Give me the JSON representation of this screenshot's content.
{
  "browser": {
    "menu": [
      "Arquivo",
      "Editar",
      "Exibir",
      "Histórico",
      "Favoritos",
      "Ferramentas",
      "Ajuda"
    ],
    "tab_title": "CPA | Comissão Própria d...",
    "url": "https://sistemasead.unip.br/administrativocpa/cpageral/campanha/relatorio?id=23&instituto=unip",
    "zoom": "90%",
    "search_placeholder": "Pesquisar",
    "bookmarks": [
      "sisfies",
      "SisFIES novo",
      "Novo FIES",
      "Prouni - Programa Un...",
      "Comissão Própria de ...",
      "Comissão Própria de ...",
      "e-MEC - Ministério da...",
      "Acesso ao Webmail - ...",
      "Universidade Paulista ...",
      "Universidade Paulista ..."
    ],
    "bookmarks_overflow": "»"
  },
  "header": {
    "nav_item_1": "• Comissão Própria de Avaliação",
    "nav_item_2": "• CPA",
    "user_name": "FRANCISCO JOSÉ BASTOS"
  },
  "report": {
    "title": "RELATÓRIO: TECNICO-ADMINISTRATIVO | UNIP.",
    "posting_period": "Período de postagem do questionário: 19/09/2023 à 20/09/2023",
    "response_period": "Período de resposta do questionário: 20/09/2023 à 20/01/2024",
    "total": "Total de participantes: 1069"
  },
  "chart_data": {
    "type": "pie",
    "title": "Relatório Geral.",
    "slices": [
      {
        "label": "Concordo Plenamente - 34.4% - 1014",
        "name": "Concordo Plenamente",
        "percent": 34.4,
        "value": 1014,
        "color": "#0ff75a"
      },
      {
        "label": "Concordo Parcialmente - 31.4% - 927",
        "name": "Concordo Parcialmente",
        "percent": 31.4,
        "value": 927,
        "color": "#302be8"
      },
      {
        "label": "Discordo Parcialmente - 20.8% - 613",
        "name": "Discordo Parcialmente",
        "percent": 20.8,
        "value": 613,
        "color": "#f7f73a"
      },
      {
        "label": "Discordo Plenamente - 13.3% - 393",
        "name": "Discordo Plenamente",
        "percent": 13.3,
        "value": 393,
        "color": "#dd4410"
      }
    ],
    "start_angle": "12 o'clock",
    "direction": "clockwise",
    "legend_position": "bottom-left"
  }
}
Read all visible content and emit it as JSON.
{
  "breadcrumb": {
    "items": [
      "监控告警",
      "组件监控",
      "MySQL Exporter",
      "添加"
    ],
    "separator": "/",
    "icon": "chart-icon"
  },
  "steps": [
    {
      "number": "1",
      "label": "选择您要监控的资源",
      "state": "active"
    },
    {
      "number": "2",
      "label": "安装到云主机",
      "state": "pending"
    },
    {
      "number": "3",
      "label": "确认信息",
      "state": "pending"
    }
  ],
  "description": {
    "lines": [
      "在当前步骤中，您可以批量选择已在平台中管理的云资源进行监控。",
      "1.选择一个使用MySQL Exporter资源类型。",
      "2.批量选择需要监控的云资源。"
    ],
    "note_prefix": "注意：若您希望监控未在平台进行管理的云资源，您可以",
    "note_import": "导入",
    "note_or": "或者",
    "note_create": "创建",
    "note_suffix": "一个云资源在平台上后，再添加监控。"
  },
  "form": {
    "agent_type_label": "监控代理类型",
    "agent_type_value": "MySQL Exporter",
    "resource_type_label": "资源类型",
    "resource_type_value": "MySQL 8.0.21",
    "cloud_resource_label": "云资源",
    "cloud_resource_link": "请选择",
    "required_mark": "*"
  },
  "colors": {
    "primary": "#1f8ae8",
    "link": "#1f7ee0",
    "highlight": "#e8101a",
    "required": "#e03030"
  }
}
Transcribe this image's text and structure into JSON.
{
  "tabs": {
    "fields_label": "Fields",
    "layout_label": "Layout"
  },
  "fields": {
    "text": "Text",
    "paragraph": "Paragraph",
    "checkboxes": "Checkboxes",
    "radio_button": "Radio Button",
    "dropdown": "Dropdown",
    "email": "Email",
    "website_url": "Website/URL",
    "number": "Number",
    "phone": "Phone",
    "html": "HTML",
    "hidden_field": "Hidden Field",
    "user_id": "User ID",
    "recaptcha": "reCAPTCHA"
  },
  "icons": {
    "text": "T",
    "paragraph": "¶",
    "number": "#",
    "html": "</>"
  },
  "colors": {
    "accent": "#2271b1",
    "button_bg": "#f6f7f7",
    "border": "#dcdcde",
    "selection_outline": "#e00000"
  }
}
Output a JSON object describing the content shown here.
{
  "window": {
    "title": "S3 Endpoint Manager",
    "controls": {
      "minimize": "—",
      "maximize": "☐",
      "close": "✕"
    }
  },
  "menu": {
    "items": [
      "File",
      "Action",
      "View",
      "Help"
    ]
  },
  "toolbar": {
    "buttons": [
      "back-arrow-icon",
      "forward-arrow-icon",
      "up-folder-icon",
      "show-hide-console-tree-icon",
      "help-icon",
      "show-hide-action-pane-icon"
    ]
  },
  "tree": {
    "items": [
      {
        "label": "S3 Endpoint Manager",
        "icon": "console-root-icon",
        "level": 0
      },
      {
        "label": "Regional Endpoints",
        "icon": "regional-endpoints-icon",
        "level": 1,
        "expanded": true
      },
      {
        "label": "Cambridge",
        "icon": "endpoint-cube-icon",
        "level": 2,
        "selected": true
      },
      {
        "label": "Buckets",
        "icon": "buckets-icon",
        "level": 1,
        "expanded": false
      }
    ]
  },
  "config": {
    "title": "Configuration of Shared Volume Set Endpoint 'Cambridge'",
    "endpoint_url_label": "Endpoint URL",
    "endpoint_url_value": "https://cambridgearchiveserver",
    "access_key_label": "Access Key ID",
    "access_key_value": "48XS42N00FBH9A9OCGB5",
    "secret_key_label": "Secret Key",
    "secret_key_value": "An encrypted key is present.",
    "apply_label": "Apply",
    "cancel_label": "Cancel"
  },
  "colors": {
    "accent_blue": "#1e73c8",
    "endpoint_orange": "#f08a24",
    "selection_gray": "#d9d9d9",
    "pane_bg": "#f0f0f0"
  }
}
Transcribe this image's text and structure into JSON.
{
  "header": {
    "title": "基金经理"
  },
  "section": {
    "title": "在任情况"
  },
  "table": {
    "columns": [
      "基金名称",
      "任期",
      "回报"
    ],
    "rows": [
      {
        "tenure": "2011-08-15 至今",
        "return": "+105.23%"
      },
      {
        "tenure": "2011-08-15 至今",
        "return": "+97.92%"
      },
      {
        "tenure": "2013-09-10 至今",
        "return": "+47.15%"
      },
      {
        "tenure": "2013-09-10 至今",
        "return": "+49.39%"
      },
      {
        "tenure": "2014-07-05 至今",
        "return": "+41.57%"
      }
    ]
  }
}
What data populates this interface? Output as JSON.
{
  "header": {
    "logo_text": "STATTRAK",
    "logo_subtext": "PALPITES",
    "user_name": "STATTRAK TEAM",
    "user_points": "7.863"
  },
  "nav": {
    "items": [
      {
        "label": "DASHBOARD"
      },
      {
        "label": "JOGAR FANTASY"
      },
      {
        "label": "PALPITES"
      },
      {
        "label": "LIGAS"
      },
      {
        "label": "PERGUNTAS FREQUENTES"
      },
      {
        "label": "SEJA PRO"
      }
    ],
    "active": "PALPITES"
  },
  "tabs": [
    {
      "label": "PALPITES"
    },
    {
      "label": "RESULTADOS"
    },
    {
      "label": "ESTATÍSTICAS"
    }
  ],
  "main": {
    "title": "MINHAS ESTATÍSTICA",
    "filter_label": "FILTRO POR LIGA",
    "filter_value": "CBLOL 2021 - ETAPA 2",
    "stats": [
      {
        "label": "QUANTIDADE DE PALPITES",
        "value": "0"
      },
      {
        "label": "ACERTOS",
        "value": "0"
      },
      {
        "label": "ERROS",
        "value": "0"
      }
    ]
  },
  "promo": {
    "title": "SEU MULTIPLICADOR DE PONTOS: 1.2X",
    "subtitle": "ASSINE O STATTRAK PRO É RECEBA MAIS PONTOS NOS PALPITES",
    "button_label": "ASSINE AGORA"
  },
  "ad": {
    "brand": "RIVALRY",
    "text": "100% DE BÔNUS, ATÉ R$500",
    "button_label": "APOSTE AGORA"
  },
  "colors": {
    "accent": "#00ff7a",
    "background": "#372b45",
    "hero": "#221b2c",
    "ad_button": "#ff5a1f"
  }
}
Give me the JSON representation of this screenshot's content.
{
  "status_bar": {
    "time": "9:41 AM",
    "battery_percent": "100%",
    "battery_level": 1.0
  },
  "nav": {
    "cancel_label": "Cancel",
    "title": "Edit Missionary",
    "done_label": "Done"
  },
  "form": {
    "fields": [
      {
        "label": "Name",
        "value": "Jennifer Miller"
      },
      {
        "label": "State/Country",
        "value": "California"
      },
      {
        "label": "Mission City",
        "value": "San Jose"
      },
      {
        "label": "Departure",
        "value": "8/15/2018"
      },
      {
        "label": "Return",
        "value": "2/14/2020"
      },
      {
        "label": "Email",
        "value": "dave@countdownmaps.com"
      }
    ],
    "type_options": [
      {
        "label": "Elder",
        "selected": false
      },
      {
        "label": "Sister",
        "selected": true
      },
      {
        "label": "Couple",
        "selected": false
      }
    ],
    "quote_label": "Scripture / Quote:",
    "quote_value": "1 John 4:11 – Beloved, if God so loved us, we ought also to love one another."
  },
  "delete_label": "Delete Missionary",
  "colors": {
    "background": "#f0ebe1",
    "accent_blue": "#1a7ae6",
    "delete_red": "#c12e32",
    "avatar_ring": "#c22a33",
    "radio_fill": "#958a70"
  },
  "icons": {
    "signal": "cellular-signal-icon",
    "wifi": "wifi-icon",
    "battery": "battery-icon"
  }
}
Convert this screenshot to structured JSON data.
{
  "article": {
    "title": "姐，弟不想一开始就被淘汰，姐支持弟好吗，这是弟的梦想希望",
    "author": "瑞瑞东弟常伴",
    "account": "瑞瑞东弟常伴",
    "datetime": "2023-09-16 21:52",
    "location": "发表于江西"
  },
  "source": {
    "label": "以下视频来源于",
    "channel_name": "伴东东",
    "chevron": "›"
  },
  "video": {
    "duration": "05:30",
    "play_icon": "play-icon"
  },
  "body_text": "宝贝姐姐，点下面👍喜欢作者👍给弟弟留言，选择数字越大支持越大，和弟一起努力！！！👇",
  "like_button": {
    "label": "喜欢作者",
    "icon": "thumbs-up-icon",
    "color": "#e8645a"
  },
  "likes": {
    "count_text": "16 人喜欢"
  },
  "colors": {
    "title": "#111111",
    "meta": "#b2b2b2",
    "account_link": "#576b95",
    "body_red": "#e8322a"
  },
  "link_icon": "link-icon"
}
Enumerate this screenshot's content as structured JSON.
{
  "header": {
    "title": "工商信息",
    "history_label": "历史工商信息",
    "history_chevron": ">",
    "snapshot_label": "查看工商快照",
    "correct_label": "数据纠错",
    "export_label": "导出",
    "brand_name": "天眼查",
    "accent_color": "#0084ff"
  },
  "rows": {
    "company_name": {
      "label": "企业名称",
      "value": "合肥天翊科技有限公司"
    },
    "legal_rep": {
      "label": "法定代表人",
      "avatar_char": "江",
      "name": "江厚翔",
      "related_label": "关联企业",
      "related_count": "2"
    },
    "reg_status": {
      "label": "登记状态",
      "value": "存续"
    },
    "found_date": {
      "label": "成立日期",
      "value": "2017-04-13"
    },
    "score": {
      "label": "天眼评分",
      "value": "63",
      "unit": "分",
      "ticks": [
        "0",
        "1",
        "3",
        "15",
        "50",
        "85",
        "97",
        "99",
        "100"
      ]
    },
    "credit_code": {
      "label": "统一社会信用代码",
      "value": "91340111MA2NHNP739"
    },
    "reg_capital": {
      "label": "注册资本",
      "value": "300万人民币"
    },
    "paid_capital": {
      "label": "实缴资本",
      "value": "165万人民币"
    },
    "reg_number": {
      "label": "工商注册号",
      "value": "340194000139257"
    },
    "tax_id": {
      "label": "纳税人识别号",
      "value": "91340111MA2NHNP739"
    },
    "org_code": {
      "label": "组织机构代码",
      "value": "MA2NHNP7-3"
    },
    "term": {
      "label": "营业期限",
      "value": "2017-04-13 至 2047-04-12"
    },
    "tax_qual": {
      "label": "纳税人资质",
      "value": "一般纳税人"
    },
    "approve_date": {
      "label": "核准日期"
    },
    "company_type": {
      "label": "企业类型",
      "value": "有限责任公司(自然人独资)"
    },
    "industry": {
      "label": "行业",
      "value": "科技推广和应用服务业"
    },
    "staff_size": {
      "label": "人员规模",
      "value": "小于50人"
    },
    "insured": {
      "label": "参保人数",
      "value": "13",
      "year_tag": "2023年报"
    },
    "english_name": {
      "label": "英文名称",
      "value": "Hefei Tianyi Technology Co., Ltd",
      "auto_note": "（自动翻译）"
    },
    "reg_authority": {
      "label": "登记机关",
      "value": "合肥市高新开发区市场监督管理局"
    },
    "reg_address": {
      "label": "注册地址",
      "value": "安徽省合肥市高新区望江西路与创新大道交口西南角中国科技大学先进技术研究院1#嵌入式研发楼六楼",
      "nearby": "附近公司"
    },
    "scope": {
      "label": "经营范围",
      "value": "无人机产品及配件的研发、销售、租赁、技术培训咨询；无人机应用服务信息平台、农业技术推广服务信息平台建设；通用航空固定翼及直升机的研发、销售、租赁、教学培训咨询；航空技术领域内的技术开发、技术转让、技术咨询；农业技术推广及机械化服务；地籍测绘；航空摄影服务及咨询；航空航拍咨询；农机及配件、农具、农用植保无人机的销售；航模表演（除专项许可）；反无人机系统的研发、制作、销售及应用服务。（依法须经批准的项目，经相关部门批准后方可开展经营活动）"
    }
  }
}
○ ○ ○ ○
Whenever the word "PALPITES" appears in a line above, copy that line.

Exercise result:
    "logo_subtext": "PALPITES",
        "label": "PALPITES"
    "active": "PALPITES"
      "label": "PALPITES"
        "label": "QUANTIDADE DE PALPITES",
    "subtitle": "ASSINE O STATTRAK PRO É RECEBA MAIS PONTOS NOS PALPITES",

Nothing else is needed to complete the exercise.